GSA Connects 2021 in Portland, Oregon

Paper No. 145-8
Presentation Time: 9:50 AM


LANE, Christine1, MARTIN-JONES, Catherine M.2, WYNTON, Hannah L.1, BLEGEN, Nick1, PIERMATTEI, Alma1, MARK, Darren F.3, VAN DAELE, Maarten4 and VAN DER MEEREN, Thijs5, (1)Department of Geography, University of Cambridge, Downing Place, Cambridge, CB2 3EN, United Kingdom, (2)Department of Earth Sciences, University of Cambridge, Cmabridge, CB2 3EQ, United Kingdom; Department of Geography, University of Cambridge, Downing Place, Cambridge, CB2 3EN, United Kingdom; Department of Biology, Ghent University, Gent, B-9000, Belgium, (3)Department of Earth and Environmental Sciences, University of St Andrews, Irvine Building, St Andrews, KY16 9AL, United Kingdom, (4)Department of Geology, Ghent University, Gent, B-9000, Belgium, (5)Department of Biology, Ghent University, Gent, B-9000, Belgium
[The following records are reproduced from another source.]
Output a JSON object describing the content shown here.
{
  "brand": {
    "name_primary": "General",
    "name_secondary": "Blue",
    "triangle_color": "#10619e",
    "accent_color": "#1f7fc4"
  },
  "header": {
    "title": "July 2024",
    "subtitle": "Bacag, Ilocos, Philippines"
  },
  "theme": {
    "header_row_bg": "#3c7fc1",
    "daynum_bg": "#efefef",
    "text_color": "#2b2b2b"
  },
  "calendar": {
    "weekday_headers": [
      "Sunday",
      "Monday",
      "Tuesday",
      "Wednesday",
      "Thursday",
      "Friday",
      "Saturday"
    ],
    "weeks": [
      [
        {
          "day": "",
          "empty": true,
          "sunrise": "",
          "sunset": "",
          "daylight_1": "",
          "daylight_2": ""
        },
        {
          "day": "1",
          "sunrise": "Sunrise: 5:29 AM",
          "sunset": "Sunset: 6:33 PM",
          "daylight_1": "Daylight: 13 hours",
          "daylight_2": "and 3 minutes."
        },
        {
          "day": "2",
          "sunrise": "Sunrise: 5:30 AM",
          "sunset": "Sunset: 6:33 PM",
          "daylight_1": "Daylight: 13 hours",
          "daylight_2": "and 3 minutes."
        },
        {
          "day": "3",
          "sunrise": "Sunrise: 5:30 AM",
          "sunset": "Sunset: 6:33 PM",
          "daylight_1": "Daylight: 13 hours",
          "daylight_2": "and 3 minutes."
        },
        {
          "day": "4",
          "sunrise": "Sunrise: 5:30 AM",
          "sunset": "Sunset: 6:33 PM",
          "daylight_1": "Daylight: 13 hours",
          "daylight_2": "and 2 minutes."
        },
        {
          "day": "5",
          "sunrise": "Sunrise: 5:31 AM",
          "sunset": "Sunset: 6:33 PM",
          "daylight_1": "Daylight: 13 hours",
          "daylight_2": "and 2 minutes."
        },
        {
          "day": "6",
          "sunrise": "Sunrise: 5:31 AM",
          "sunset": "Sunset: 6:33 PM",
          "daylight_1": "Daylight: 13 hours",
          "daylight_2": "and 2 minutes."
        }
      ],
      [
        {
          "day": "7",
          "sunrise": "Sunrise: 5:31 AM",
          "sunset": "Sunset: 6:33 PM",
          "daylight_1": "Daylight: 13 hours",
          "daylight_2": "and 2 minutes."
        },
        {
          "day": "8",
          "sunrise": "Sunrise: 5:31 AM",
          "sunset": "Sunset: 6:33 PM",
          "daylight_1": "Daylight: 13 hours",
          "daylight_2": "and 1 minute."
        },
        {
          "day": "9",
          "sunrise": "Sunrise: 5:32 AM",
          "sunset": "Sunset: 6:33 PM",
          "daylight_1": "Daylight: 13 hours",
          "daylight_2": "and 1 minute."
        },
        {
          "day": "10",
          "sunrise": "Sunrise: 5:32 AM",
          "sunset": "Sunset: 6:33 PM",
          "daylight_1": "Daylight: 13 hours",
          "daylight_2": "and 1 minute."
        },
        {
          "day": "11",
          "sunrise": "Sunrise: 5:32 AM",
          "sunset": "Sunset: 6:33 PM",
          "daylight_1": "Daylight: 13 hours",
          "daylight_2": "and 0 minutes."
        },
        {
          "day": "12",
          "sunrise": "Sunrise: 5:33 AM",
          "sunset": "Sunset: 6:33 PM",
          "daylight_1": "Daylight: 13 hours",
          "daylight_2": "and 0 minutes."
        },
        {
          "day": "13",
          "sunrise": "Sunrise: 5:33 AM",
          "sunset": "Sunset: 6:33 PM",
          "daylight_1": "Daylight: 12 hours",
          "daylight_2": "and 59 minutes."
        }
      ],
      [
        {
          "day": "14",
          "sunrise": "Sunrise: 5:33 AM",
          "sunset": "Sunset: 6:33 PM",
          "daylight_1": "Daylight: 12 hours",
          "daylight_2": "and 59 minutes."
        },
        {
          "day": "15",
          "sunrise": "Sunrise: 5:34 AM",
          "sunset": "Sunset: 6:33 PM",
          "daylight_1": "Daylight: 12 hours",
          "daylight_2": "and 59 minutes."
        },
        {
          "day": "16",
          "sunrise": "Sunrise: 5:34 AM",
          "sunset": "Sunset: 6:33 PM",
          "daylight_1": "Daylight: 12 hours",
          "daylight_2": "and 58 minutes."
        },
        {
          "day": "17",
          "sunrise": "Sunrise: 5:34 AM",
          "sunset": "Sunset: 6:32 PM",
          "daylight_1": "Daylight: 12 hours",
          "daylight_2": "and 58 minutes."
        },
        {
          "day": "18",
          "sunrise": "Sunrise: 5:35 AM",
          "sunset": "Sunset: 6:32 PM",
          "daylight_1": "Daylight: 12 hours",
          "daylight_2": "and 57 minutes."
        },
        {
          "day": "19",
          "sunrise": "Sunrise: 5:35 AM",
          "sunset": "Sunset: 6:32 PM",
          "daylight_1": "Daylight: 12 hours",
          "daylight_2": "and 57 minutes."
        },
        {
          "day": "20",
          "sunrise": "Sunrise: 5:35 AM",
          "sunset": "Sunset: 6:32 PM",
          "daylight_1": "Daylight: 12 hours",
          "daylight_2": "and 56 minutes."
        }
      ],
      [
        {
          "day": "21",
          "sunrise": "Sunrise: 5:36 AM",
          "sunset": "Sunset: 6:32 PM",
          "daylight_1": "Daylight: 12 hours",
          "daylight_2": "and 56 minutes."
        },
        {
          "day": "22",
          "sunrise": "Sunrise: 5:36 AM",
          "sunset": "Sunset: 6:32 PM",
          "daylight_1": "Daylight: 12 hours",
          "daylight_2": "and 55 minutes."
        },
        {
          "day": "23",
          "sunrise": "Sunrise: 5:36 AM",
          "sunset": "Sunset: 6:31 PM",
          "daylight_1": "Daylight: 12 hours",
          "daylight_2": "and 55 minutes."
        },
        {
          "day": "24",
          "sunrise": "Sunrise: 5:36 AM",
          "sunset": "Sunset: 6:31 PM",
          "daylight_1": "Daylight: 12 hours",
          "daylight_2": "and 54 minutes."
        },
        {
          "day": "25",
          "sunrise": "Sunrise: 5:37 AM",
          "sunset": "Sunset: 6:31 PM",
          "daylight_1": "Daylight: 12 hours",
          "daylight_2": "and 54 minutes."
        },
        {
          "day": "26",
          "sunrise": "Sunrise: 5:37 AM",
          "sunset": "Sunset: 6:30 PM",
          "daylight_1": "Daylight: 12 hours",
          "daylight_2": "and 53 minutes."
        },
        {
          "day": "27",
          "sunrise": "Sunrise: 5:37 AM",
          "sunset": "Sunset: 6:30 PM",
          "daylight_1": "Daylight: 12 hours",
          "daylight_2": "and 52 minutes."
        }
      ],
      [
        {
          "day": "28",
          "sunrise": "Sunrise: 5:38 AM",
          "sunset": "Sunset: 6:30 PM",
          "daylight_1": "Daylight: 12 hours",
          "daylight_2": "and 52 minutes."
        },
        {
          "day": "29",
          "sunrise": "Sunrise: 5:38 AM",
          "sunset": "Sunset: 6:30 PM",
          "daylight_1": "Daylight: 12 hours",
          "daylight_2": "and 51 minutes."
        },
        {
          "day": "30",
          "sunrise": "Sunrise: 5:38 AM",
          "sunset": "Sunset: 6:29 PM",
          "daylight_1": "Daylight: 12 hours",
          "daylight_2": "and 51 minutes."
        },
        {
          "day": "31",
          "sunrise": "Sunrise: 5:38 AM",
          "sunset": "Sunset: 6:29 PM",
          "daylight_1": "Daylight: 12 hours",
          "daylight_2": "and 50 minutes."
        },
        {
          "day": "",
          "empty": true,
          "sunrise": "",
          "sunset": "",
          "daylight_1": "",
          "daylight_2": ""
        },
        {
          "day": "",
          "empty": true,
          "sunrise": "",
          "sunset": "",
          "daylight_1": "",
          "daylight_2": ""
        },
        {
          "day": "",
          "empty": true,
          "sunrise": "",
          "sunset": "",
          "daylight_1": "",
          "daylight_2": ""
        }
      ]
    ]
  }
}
Throughout the timeframe of hominin evolution, explosive volcanism along the length of the East African Rift (EAR) has intermittently blanketed landscapes with volcanic ash (tephra). Tephra layers in outcrops, or exposed at depth by excavation, have long provided a means to date and correlate geoarchaeological sequences. More recently, systematic investigations of tephra layers in lake-sediment records are filling in the gaps in regional tephrostratigraphies and provide an expanding dossier of geochemically characterised tephra isochrons that can be used for the correlation of diverse tephra-bearing records over distances of 10s to 1000s of km distance. An example is provided by the tephrostratigraphy of the ~250 kyr DeepCHALLA drilled lake-sediment record, which was retrieved in 2016 from Lake Chala, a crater lake near Mt Kilimanjaro on the border of Kenya and Tanzania. The DeepCHALLA sediment sequence provides a high-resolution palaeoenvironmental record contemporary with the Middle and Late Stone Age in eastern Africa.

Thirty visible tephra layers derive either from off-rift basaltic scoria-cone eruptions in the nearby Chyulu Hills and Mt Kilimanjaro, from explosive activity at Mt Meru ~100 km west of Chala, or from volcanoes further afield in the Central Kenyan Rift. Direct Ar-dating of 11 tephra layers, with suitable K-rich crystal contents, provide absolutely dated anchor points for the DeepCHALLA chronology. Geochemical correlations between visible tephra found in Lake Chala sediments and in geoarchaeological sequences across Kenya demonstrate the potential for using tephra isochrons to precisely link these records. Ongoing analysis of this sediment record indicates that the visible tephra layers represent only a fraction of those recorded in the Lake Chala sequence. Also present throughout the sequence are cryptotephra – microscopic layers of tephra not visible to the naked eye that derive from extremely far-travelled, or low volume, explosive eruptions. The DeepCHALLA tephra record is providing unprecedented detail into the timing and reach of past explosive volcanism in the Kenyan Rift. Furthermore, with both regional and extra-regional tephra tie lines to geoarchaeological sequences, the site is a key locality for refining an interconnected tephrostratigraphy of the EAR.